### What is needed
Check every line in the listing below for "Klar". Copy the ones where it occurs.

[[ Supplied data open ]]

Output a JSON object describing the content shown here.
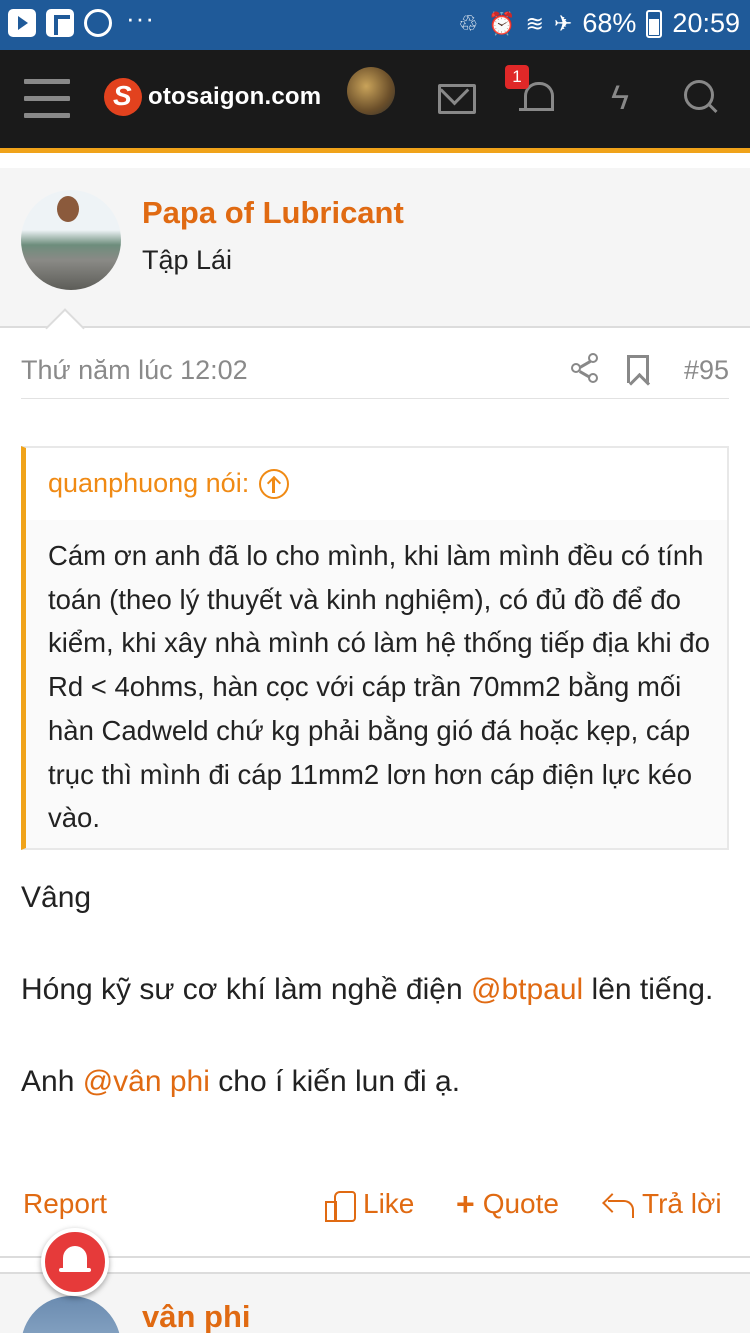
{
  "status_bar": {
    "icons_left": [
      "youtube-icon",
      "flipboard-icon",
      "viber-icon"
    ],
    "dots": "···",
    "battery": "68%",
    "time": "20:59"
  },
  "header": {
    "site_name": "otosaigon.com",
    "notification_count": "1"
  },
  "post": {
    "author": "Papa of Lubricant",
    "author_title": "Tập Lái",
    "date": "Thứ năm lúc 12:02",
    "number": "#95",
    "quote": {
      "author": "quanphuong nói:",
      "text": "Cám ơn anh đã lo cho mình, khi làm mình đều có tính toán (theo lý thuyết và kinh nghiệm), có đủ đồ để đo kiểm, khi xây nhà mình có làm hệ thống tiếp địa khi đo Rd < 4ohms, hàn cọc với cáp trần 70mm2 bằng mối hàn Cadweld chứ kg phải bằng gió đá hoặc kẹp, cáp trục thì mình đi cáp 11mm2 lơn hơn cáp điện lực kéo vào."
    },
    "body": {
      "line1": "Vâng",
      "line2_pre": "Hóng kỹ sư cơ khí làm nghề điện ",
      "line2_mention": "@btpaul",
      "line2_post": " lên tiếng.",
      "line3_pre": "Anh ",
      "line3_mention": "@vân phi",
      "line3_post": " cho í kiến lun đi ạ."
    },
    "actions": {
      "report": "Report",
      "like": "Like",
      "quote": "Quote",
      "reply": "Trả lời"
    }
  },
  "next_post": {
    "author": "vân phi"
  },
  "colors": {
    "accent": "#e06a12",
    "header_bg": "#1a1a1a",
    "header_line": "#f0a31a",
    "status_bar": "#1f5a99"
  }
}
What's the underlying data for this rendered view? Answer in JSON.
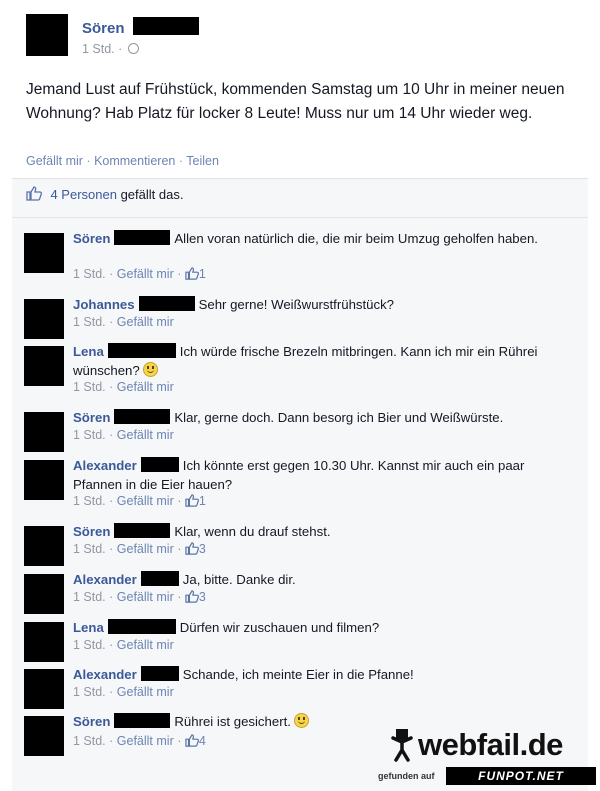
{
  "post": {
    "author": "Sören",
    "time": "1 Std. ·",
    "text": "Jemand Lust auf Frühstück, kommenden Samstag um 10 Uhr in meiner neuen Wohnung? Hab Platz für locker 8 Leute! Muss nur um 14 Uhr wieder weg.",
    "actions": {
      "like": "Gefällt mir",
      "sep": " · ",
      "comment": "Kommentieren",
      "share": "Teilen"
    }
  },
  "likes": {
    "count_link": "4 Personen",
    "text": " gefällt das."
  },
  "comments": [
    {
      "name": "Sören",
      "text": "Allen voran natürlich die, die mir beim Umzug geholfen haben.",
      "time": "1 Std. · ",
      "like": "Gefällt mir",
      "likes": "1"
    },
    {
      "name": "Johannes",
      "text": "Sehr gerne! Weißwurstfrühstück?",
      "time": "1 Std. · ",
      "like": "Gefällt mir",
      "likes": ""
    },
    {
      "name": "Lena",
      "text": "Ich würde frische Brezeln mitbringen. Kann ich mir ein Rührei wünschen?",
      "time": "1 Std. · ",
      "like": "Gefällt mir",
      "likes": ""
    },
    {
      "name": "Sören",
      "text": "Klar, gerne doch. Dann besorg ich Bier und Weißwürste.",
      "time": "1 Std. · ",
      "like": "Gefällt mir",
      "likes": ""
    },
    {
      "name": "Alexander",
      "text": "Ich könnte erst gegen 10.30 Uhr. Kannst mir auch ein paar Pfannen in die Eier hauen?",
      "time": "1 Std. · ",
      "like": "Gefällt mir",
      "likes": "1"
    },
    {
      "name": "Sören",
      "text": "Klar, wenn du drauf stehst.",
      "time": "1 Std. · ",
      "like": "Gefällt mir",
      "likes": "3"
    },
    {
      "name": "Alexander",
      "text": "Ja, bitte. Danke dir.",
      "time": "1 Std. · ",
      "like": "Gefällt mir",
      "likes": "3"
    },
    {
      "name": "Lena",
      "text": "Dürfen wir zuschauen und filmen?",
      "time": "1 Std. · ",
      "like": "Gefällt mir",
      "likes": ""
    },
    {
      "name": "Alexander",
      "text": "Schande, ich meinte Eier in die Pfanne!",
      "time": "1 Std. · ",
      "like": "Gefällt mir",
      "likes": ""
    },
    {
      "name": "Sören",
      "text": "Rührei ist gesichert.",
      "time": "1 Std. · ",
      "like": "Gefällt mir",
      "likes": "4"
    }
  ],
  "watermark": {
    "brand": "webfail.de",
    "found": "gefunden auf",
    "funpot": "FUNPOT.NET"
  },
  "colors": {
    "name": "#3b5998",
    "link": "#6d84b4",
    "meta": "#9197a3",
    "box_bg": "#f6f7f9"
  }
}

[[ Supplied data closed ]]

### Answer section
      "text": "Klar, gerne doch. Dann besorg ich Bier und Weißwürste.",
      "text": "Klar, wenn du drauf stehst.",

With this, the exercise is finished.